:: Record excerpts

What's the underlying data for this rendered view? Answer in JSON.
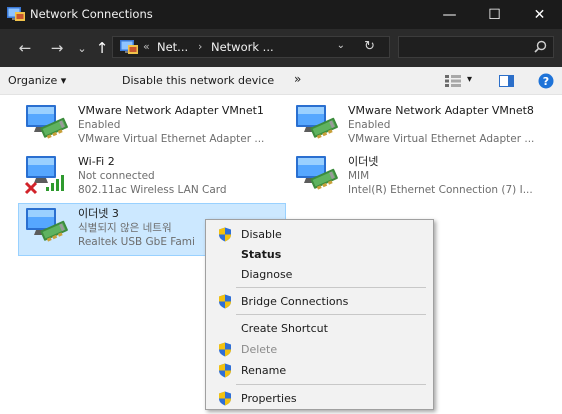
{
  "window": {
    "title": "Network Connections",
    "minimize_glyph": "—",
    "maximize_glyph": "☐",
    "close_glyph": "✕"
  },
  "address": {
    "back_glyph": "←",
    "forward_glyph": "→",
    "history_glyph": "⌄",
    "up_glyph": "↑",
    "prefix": "«",
    "crumb1": "Net...",
    "separator": "›",
    "crumb2": "Network ...",
    "dropdown_glyph": "⌄",
    "refresh_glyph": "↻",
    "search_placeholder": ""
  },
  "commands": {
    "organize": "Organize ▾",
    "disable": "Disable this network device",
    "overflow": "»",
    "view_dropdown": "▾"
  },
  "adapters": [
    {
      "name": "VMware Network Adapter VMnet1",
      "status": "Enabled",
      "device": "VMware Virtual Ethernet Adapter ...",
      "kind": "ethernet"
    },
    {
      "name": "VMware Network Adapter VMnet8",
      "status": "Enabled",
      "device": "VMware Virtual Ethernet Adapter ...",
      "kind": "ethernet"
    },
    {
      "name": "Wi-Fi 2",
      "status": "Not connected",
      "device": "802.11ac Wireless LAN Card",
      "kind": "wifi-disconnected"
    },
    {
      "name": "이더넷",
      "status": "MIM",
      "device": "Intel(R) Ethernet Connection (7) I...",
      "kind": "ethernet"
    },
    {
      "name": "이더넷 3",
      "status": "식별되지 않은 네트워",
      "device": "Realtek USB GbE Fami",
      "kind": "ethernet",
      "selected": true
    }
  ],
  "context_menu": {
    "items": [
      {
        "label": "Disable",
        "shield": true,
        "bold": false,
        "disabled": false
      },
      {
        "label": "Status",
        "shield": false,
        "bold": true,
        "disabled": false
      },
      {
        "label": "Diagnose",
        "shield": false,
        "bold": false,
        "disabled": false
      },
      {
        "label": "Bridge Connections",
        "shield": true,
        "bold": false,
        "disabled": false
      },
      {
        "label": "Create Shortcut",
        "shield": false,
        "bold": false,
        "disabled": false
      },
      {
        "label": "Delete",
        "shield": true,
        "bold": false,
        "disabled": true
      },
      {
        "label": "Rename",
        "shield": true,
        "bold": false,
        "disabled": false
      },
      {
        "label": "Properties",
        "shield": true,
        "bold": false,
        "disabled": false
      }
    ]
  },
  "colors": {
    "titlebar": "#1b1b1b",
    "addressbar": "#2b2b2b",
    "selection": "#cce8ff",
    "shield_blue": "#2f6fd6",
    "shield_yellow": "#f3c20f",
    "help_blue": "#1e73d8",
    "error_red": "#d2232a",
    "signal_green": "#2e9a2e"
  }
}
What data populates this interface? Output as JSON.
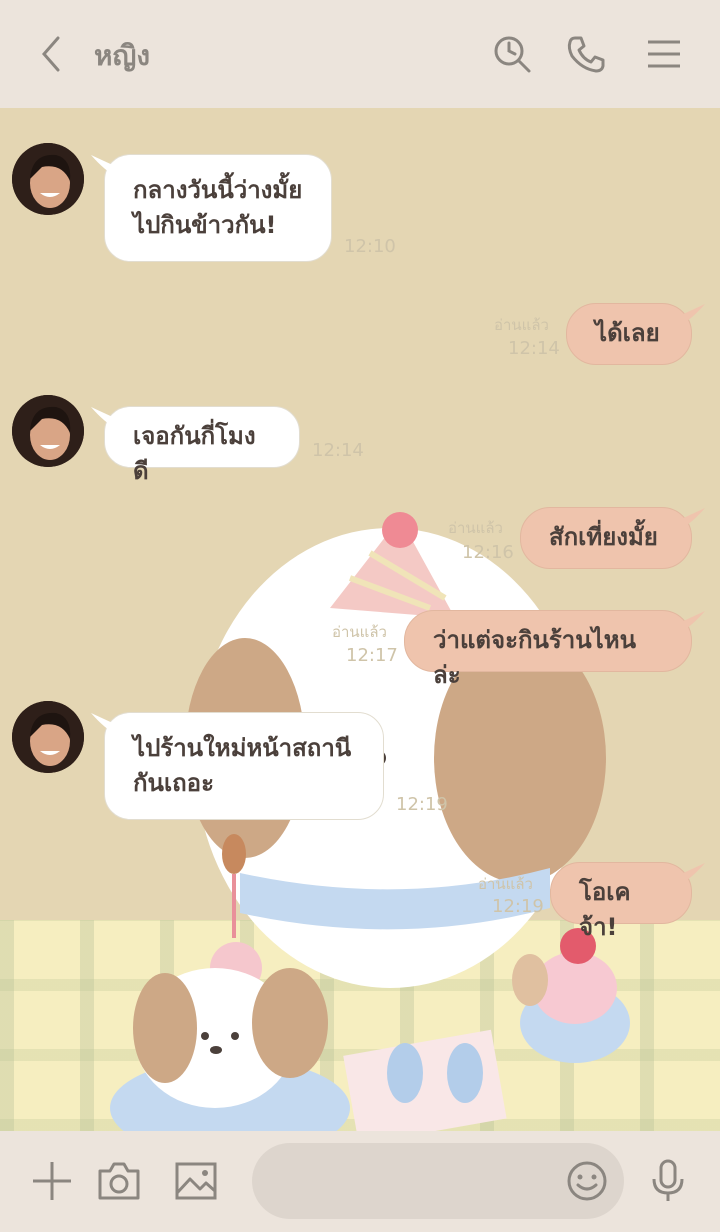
{
  "header": {
    "title": "หญิง",
    "icons": [
      "back-chevron-icon",
      "search-history-icon",
      "phone-icon",
      "menu-icon"
    ]
  },
  "messages": [
    {
      "side": "in",
      "lines": [
        "กลางวันนี้ว่างมั้ย",
        "ไปกินข้าวกัน!"
      ],
      "time": "12:10"
    },
    {
      "side": "out",
      "text": "ได้เลย",
      "read": "อ่านแล้ว",
      "time": "12:14"
    },
    {
      "side": "in",
      "lines": [
        "เจอกันกี่โมงดี"
      ],
      "time": "12:14"
    },
    {
      "side": "out",
      "text": "สักเที่ยงมั้ย",
      "read": "อ่านแล้ว",
      "time": "12:16"
    },
    {
      "side": "out",
      "text": "ว่าแต่จะกินร้านไหนล่ะ",
      "read": "อ่านแล้ว",
      "time": "12:17"
    },
    {
      "side": "in",
      "lines": [
        "ไปร้านใหม่หน้าสถานี",
        "กันเถอะ"
      ],
      "time": "12:19"
    },
    {
      "side": "out",
      "text": "โอเคจ้า!",
      "read": "อ่านแล้ว",
      "time": "12:19"
    }
  ],
  "footer": {
    "icons": [
      "plus-icon",
      "camera-icon",
      "image-icon",
      "emoji-icon",
      "microphone-icon"
    ],
    "input_value": ""
  },
  "colors": {
    "header_bg": "#ece4dc",
    "chat_bg": "#e4d6b3",
    "outgoing_bubble": "#efc4ad",
    "incoming_bubble": "#ffffff",
    "icon": "#8b8680"
  }
}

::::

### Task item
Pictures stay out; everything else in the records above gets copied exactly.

### Exercise output
What's the underlying data for this rendered view? Answer in JSON.
{
  "window": {
    "title": "Network Connections",
    "minimize_glyph": "—",
    "maximize_glyph": "☐",
    "close_glyph": "✕"
  },
  "address": {
    "back_glyph": "←",
    "forward_glyph": "→",
    "history_glyph": "⌄",
    "up_glyph": "↑",
    "prefix": "«",
    "crumb1": "Net...",
    "separator": "›",
    "crumb2": "Network ...",
    "dropdown_glyph": "⌄",
    "refresh_glyph": "↻",
    "search_placeholder": ""
  },
  "commands": {
    "organize": "Organize ▾",
    "disable": "Disable this network device",
    "overflow": "»",
    "view_dropdown": "▾"
  },
  "adapters": [
    {
      "name": "VMware Network Adapter VMnet1",
      "status": "Enabled",
      "device": "VMware Virtual Ethernet Adapter ...",
      "kind": "ethernet"
    },
    {
      "name": "VMware Network Adapter VMnet8",
      "status": "Enabled",
      "device": "VMware Virtual Ethernet Adapter ...",
      "kind": "ethernet"
    },
    {
      "name": "Wi-Fi 2",
      "status": "Not connected",
      "device": "802.11ac Wireless LAN Card",
      "kind": "wifi-disconnected"
    },
    {
      "name": "이더넷",
      "status": "MIM",
      "device": "Intel(R) Ethernet Connection (7) I...",
      "kind": "ethernet"
    },
    {
      "name": "이더넷 3",
      "status": "식별되지 않은 네트워",
      "device": "Realtek USB GbE Fami",
      "kind": "ethernet",
      "selected": true
    }
  ],
  "context_menu": {
    "items": [
      {
        "label": "Disable",
        "shield": true,
        "bold": false,
        "disabled": false
      },
      {
        "label": "Status",
        "shield": false,
        "bold": true,
        "disabled": false
      },
      {
        "label": "Diagnose",
        "shield": false,
        "bold": false,
        "disabled": false
      },
      {
        "label": "Bridge Connections",
        "shield": true,
        "bold": false,
        "disabled": false
      },
      {
        "label": "Create Shortcut",
        "shield": false,
        "bold": false,
        "disabled": false
      },
      {
        "label": "Delete",
        "shield": true,
        "bold": false,
        "disabled": true
      },
      {
        "label": "Rename",
        "shield": true,
        "bold": false,
        "disabled": false
      },
      {
        "label": "Properties",
        "shield": true,
        "bold": false,
        "disabled": false
      }
    ]
  },
  "colors": {
    "titlebar": "#1b1b1b",
    "addressbar": "#2b2b2b",
    "selection": "#cce8ff",
    "shield_blue": "#2f6fd6",
    "shield_yellow": "#f3c20f",
    "help_blue": "#1e73d8",
    "error_red": "#d2232a",
    "signal_green": "#2e9a2e"
  }
}
What data populates this interface? Output as JSON.
{
  "header": {
    "title": "หญิง",
    "icons": [
      "back-chevron-icon",
      "search-history-icon",
      "phone-icon",
      "menu-icon"
    ]
  },
  "messages": [
    {
      "side": "in",
      "lines": [
        "กลางวันนี้ว่างมั้ย",
        "ไปกินข้าวกัน!"
      ],
      "time": "12:10"
    },
    {
      "side": "out",
      "text": "ได้เลย",
      "read": "อ่านแล้ว",
      "time": "12:14"
    },
    {
      "side": "in",
      "lines": [
        "เจอกันกี่โมงดี"
      ],
      "time": "12:14"
    },
    {
      "side": "out",
      "text": "สักเที่ยงมั้ย",
      "read": "อ่านแล้ว",
      "time": "12:16"
    },
    {
      "side": "out",
      "text": "ว่าแต่จะกินร้านไหนล่ะ",
      "read": "อ่านแล้ว",
      "time": "12:17"
    },
    {
      "side": "in",
      "lines": [
        "ไปร้านใหม่หน้าสถานี",
        "กันเถอะ"
      ],
      "time": "12:19"
    },
    {
      "side": "out",
      "text": "โอเคจ้า!",
      "read": "อ่านแล้ว",
      "time": "12:19"
    }
  ],
  "footer": {
    "icons": [
      "plus-icon",
      "camera-icon",
      "image-icon",
      "emoji-icon",
      "microphone-icon"
    ],
    "input_value": ""
  },
  "colors": {
    "header_bg": "#ece4dc",
    "chat_bg": "#e4d6b3",
    "outgoing_bubble": "#efc4ad",
    "incoming_bubble": "#ffffff",
    "icon": "#8b8680"
  }
}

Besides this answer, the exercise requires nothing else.